The only coherent proposal of note that Australia has made at international climate talks is for Carbon Capture Storage (CCS) to be included as an eligible project in the Clean Development Mechanism. This is a backward move that is designed to protect Australia’s interest as the world’s largest coal exporter, by allowing it to receive carbon credits for coal burnt in developing countries. Of course, coal is one of the primary causes of climate change, and the proposal underlines the ongoing capture of Labor’s climate policy by the fossil fuel industries and unions.
A better way to show leadership would be for Australia to propose a substantial transfer of renewable technology to developing countries. Such a gesture would benefit the global interests by mitigating climate change, as well as that of developing countries specifically by allowing them greater self-sufficiency.

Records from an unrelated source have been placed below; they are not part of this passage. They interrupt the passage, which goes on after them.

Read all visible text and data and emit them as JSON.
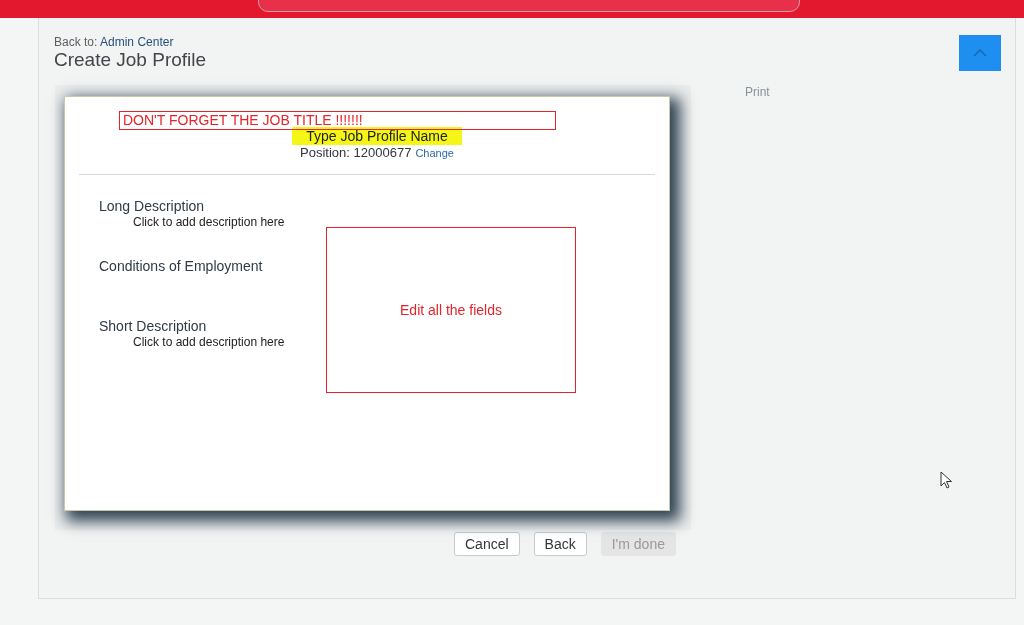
{
  "breadcrumb": {
    "prefix": "Back to:",
    "link": "Admin Center"
  },
  "page_title": "Create Job Profile",
  "side_actions": [
    "Print"
  ],
  "document": {
    "annotation": "DON'T FORGET THE JOB TITLE !!!!!!!",
    "profile_name": "Type Job Profile Name",
    "position_label": "Position:",
    "position_value": "12000677",
    "change_link": "Change",
    "sections": [
      {
        "title": "Long Description",
        "placeholder": "Click to add description here"
      },
      {
        "title": "Conditions of Employment"
      },
      {
        "title": "Short Description",
        "placeholder": "Click to add description here"
      }
    ],
    "note": "Edit all the fields"
  },
  "buttons": [
    {
      "label": "Cancel",
      "disabled": false
    },
    {
      "label": "Back",
      "disabled": false
    },
    {
      "label": "I'm done",
      "disabled": true
    }
  ]
}
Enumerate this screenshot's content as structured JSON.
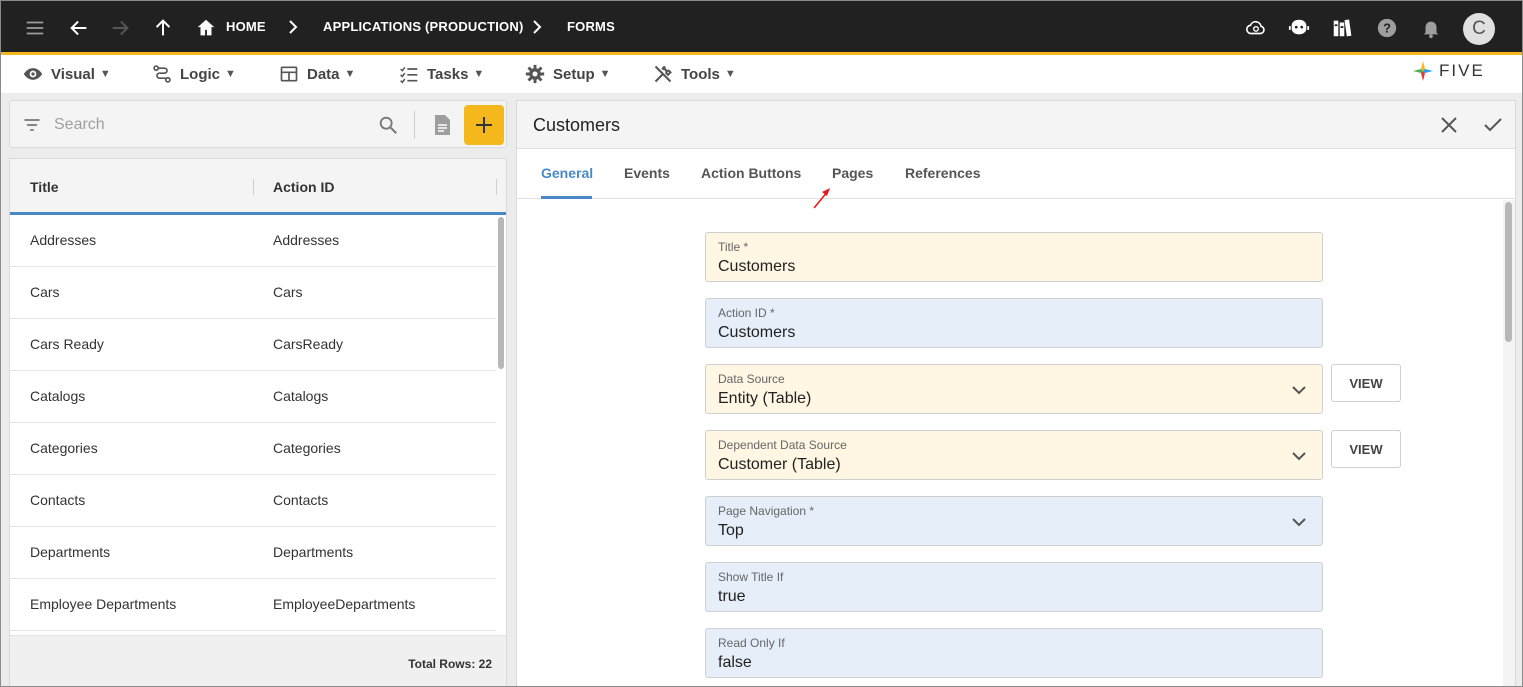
{
  "topbar": {
    "breadcrumbs": [
      "HOME",
      "APPLICATIONS (PRODUCTION)",
      "FORMS"
    ],
    "avatar_initial": "C",
    "icons": [
      "menu-icon",
      "back-arrow-icon",
      "forward-arrow-icon",
      "up-arrow-icon",
      "home-icon",
      "cloud-sync-icon",
      "chat-bot-icon",
      "library-icon",
      "help-icon",
      "bell-icon"
    ]
  },
  "menu": {
    "items": [
      {
        "label": "Visual",
        "icon": "eye-icon"
      },
      {
        "label": "Logic",
        "icon": "logic-icon"
      },
      {
        "label": "Data",
        "icon": "table-icon"
      },
      {
        "label": "Tasks",
        "icon": "checklist-icon"
      },
      {
        "label": "Setup",
        "icon": "gear-icon"
      },
      {
        "label": "Tools",
        "icon": "tools-icon"
      }
    ],
    "caret": "▼",
    "logo_text": "FIVE"
  },
  "search": {
    "placeholder": "Search",
    "value": ""
  },
  "list": {
    "columns": [
      "Title",
      "Action ID"
    ],
    "rows": [
      {
        "title": "Addresses",
        "action_id": "Addresses"
      },
      {
        "title": "Cars",
        "action_id": "Cars"
      },
      {
        "title": "Cars Ready",
        "action_id": "CarsReady"
      },
      {
        "title": "Catalogs",
        "action_id": "Catalogs"
      },
      {
        "title": "Categories",
        "action_id": "Categories"
      },
      {
        "title": "Contacts",
        "action_id": "Contacts"
      },
      {
        "title": "Departments",
        "action_id": "Departments"
      },
      {
        "title": "Employee Departments",
        "action_id": "EmployeeDepartments"
      }
    ],
    "total_rows": "Total Rows: 22"
  },
  "detail": {
    "title": "Customers",
    "tabs": [
      "General",
      "Events",
      "Action Buttons",
      "Pages",
      "References"
    ],
    "active_tab": "General",
    "view_label": "VIEW",
    "fields": [
      {
        "label": "Title *",
        "value": "Customers",
        "color": "yellow",
        "dropdown": false,
        "view": false
      },
      {
        "label": "Action ID *",
        "value": "Customers",
        "color": "blue",
        "dropdown": false,
        "view": false
      },
      {
        "label": "Data Source",
        "value": "Entity (Table)",
        "color": "yellow",
        "dropdown": true,
        "view": true
      },
      {
        "label": "Dependent Data Source",
        "value": "Customer (Table)",
        "color": "yellow",
        "dropdown": true,
        "view": true
      },
      {
        "label": "Page Navigation *",
        "value": "Top",
        "color": "blue",
        "dropdown": true,
        "view": false
      },
      {
        "label": "Show Title If",
        "value": "true",
        "color": "blue",
        "dropdown": false,
        "view": false
      },
      {
        "label": "Read Only If",
        "value": "false",
        "color": "blue",
        "dropdown": false,
        "view": false
      }
    ]
  },
  "colors": {
    "accent": "#f5b81c",
    "tab_active": "#4a89c8",
    "field_yellow": "#fff6e3",
    "field_blue": "#e5eef9",
    "annotation_arrow": "#e02020"
  }
}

Australia needs to do more than just look to its own short-term interest to be seen as an international leader on climate change. Rudd must provide a serious and ambitious short-term emission reduction target and develop proposals that will provide the inspiration for other Parties to follow.